**Exercise material**
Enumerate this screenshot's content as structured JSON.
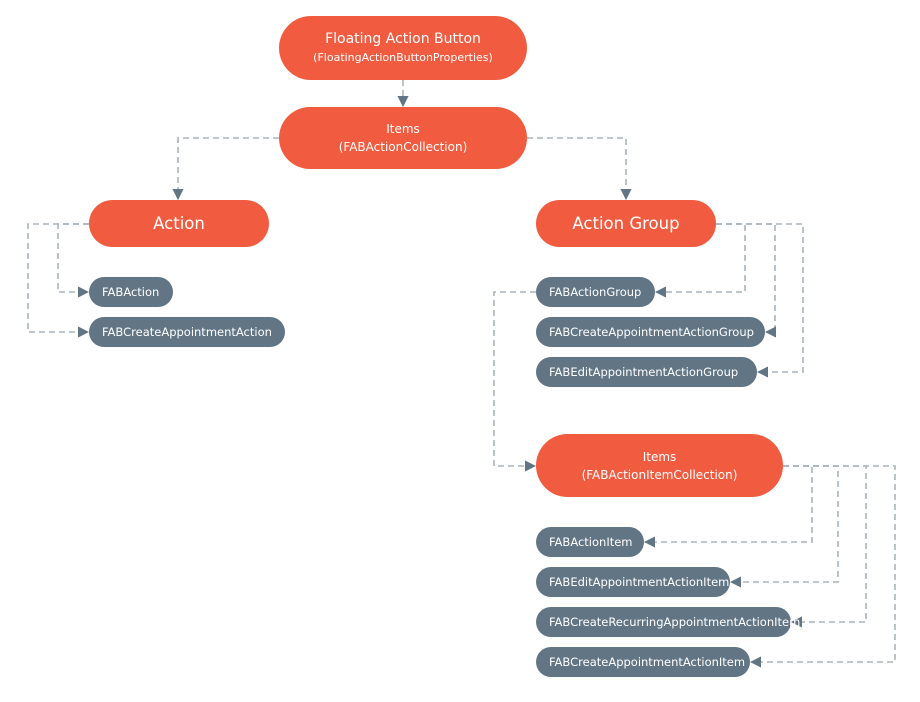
{
  "colors": {
    "primary_node": "#f15b40",
    "child_node": "#617585",
    "connector": "#a9b4bc"
  },
  "nodes": {
    "fab": {
      "title": "Floating Action Button",
      "subtitle": "(FloatingActionButtonProperties)"
    },
    "items": {
      "title": "Items",
      "subtitle": "(FABActionCollection)"
    },
    "action": {
      "title": "Action"
    },
    "action_group": {
      "title": "Action Group"
    },
    "action_children": [
      "FABAction",
      "FABCreateAppointmentAction"
    ],
    "group_children": [
      "FABActionGroup",
      "FABCreateAppointmentActionGroup",
      "FABEditAppointmentActionGroup"
    ],
    "group_items": {
      "title": "Items",
      "subtitle": "(FABActionItemCollection)"
    },
    "item_children": [
      "FABActionItem",
      "FABEditAppointmentActionItem",
      "FABCreateRecurringAppointmentActionItem",
      "FABCreateAppointmentActionItem"
    ]
  }
}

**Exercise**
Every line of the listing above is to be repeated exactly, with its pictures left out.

**Response box**
Enumerate this screenshot's content as structured JSON.
{
  "colors": {
    "primary_node": "#f15b40",
    "child_node": "#617585",
    "connector": "#a9b4bc"
  },
  "nodes": {
    "fab": {
      "title": "Floating Action Button",
      "subtitle": "(FloatingActionButtonProperties)"
    },
    "items": {
      "title": "Items",
      "subtitle": "(FABActionCollection)"
    },
    "action": {
      "title": "Action"
    },
    "action_group": {
      "title": "Action Group"
    },
    "action_children": [
      "FABAction",
      "FABCreateAppointmentAction"
    ],
    "group_children": [
      "FABActionGroup",
      "FABCreateAppointmentActionGroup",
      "FABEditAppointmentActionGroup"
    ],
    "group_items": {
      "title": "Items",
      "subtitle": "(FABActionItemCollection)"
    },
    "item_children": [
      "FABActionItem",
      "FABEditAppointmentActionItem",
      "FABCreateRecurringAppointmentActionItem",
      "FABCreateAppointmentActionItem"
    ]
  }
}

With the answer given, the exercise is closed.